■ **DIRECTIONS FOR THIS TASK**: Where does the string "videos" appear in the records? Copy each line that holds it.

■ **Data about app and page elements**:
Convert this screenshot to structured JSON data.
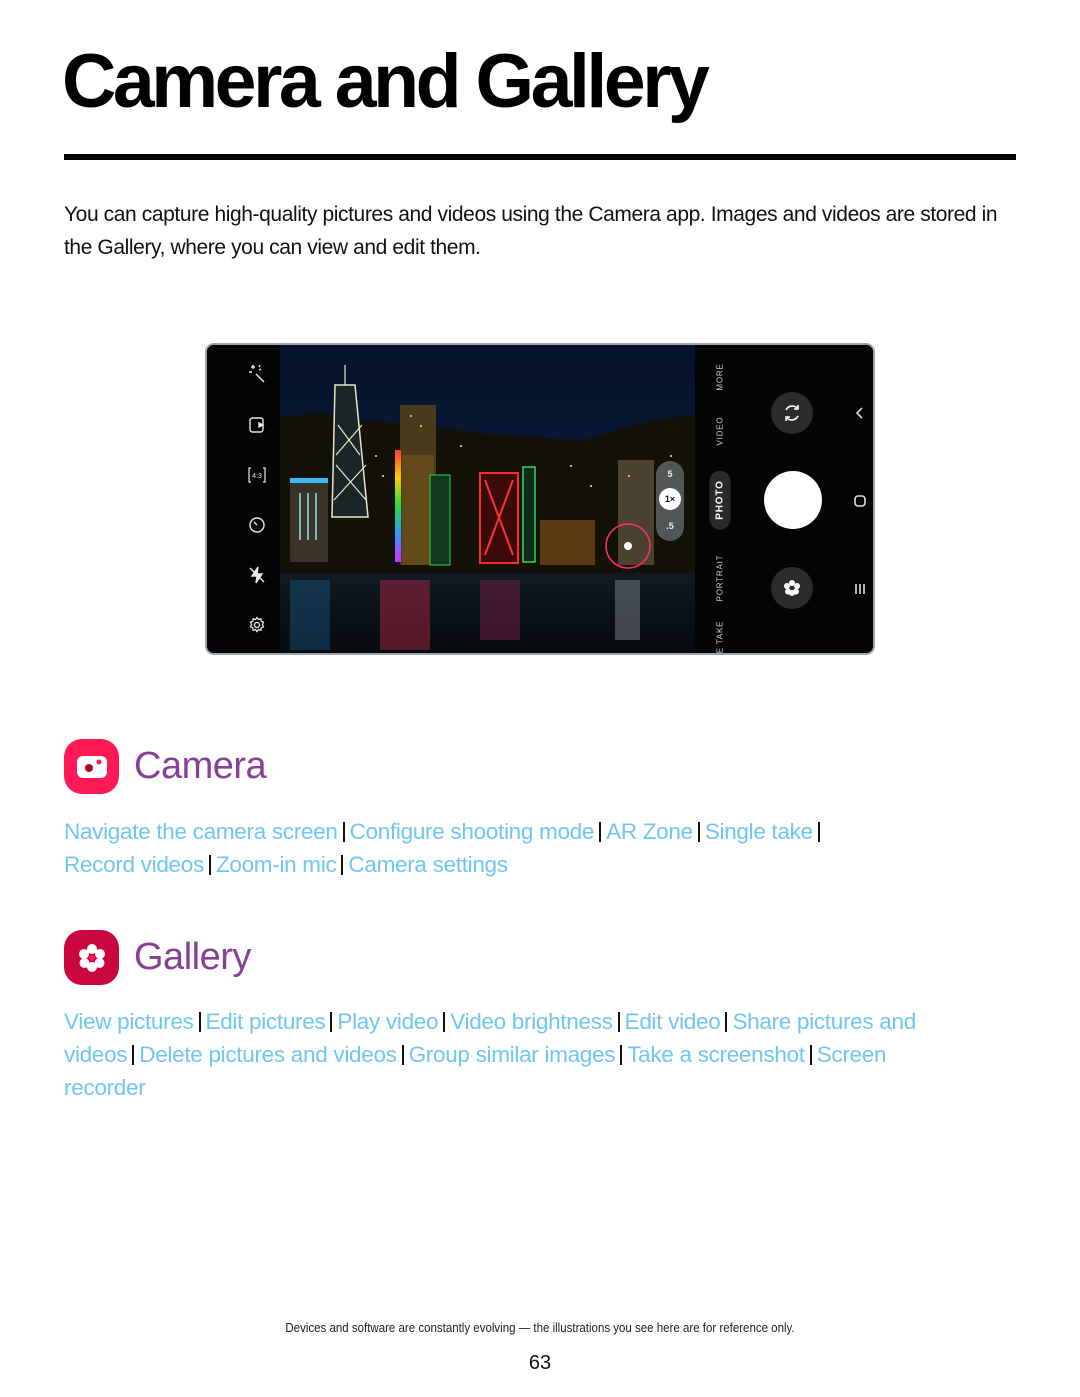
{
  "page": {
    "title": "Camera and Gallery",
    "intro": "You can capture high-quality pictures and videos using the Camera app. Images and videos are stored in the Gallery, where you can view and edit them.",
    "footnote": "Devices and software are constantly evolving — the illustrations you see here are for reference only.",
    "page_number": "63"
  },
  "phone_screenshot": {
    "left_toolbar_icons": [
      "effects-wand-icon",
      "motion-photo-icon",
      "aspect-ratio-icon",
      "timer-icon",
      "flash-off-icon",
      "settings-gear-icon"
    ],
    "aspect_ratio_label": "4:3",
    "zoom": {
      "options": [
        "5",
        "1×",
        ".5"
      ],
      "active": "1×"
    },
    "modes": [
      "MORE",
      "VIDEO",
      "PHOTO",
      "PORTRAIT",
      "E TAKE"
    ],
    "active_mode": "PHOTO",
    "controls": [
      "switch-camera-icon",
      "shutter-button",
      "gallery-thumbnail-icon"
    ],
    "nav_icons": [
      "back-icon",
      "home-icon",
      "recents-icon"
    ]
  },
  "sections": {
    "camera": {
      "title": "Camera",
      "icon_color": "#ff1a55",
      "links": [
        "Navigate the camera screen",
        "Configure shooting mode",
        "AR Zone",
        "Single take",
        "Record videos",
        "Zoom-in mic",
        "Camera settings"
      ]
    },
    "gallery": {
      "title": "Gallery",
      "icon_color": "#c8063f",
      "links": [
        "View pictures",
        "Edit pictures",
        "Play video",
        "Video brightness",
        "Edit video",
        "Share pictures and videos",
        "Delete pictures and videos",
        "Group similar images",
        "Take a screenshot",
        "Screen recorder"
      ]
    }
  },
  "colors": {
    "link": "#6ec6f1",
    "section_title": "#8a3f96"
  }
}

■ **SOLVED PROBLEM**:
    "intro": "You can capture high-quality pictures and videos using the Camera app. Images and videos are stored in the Gallery, where you can view and edit them.",
        "Record videos",
        "Share pictures and videos",
        "Delete pictures and videos",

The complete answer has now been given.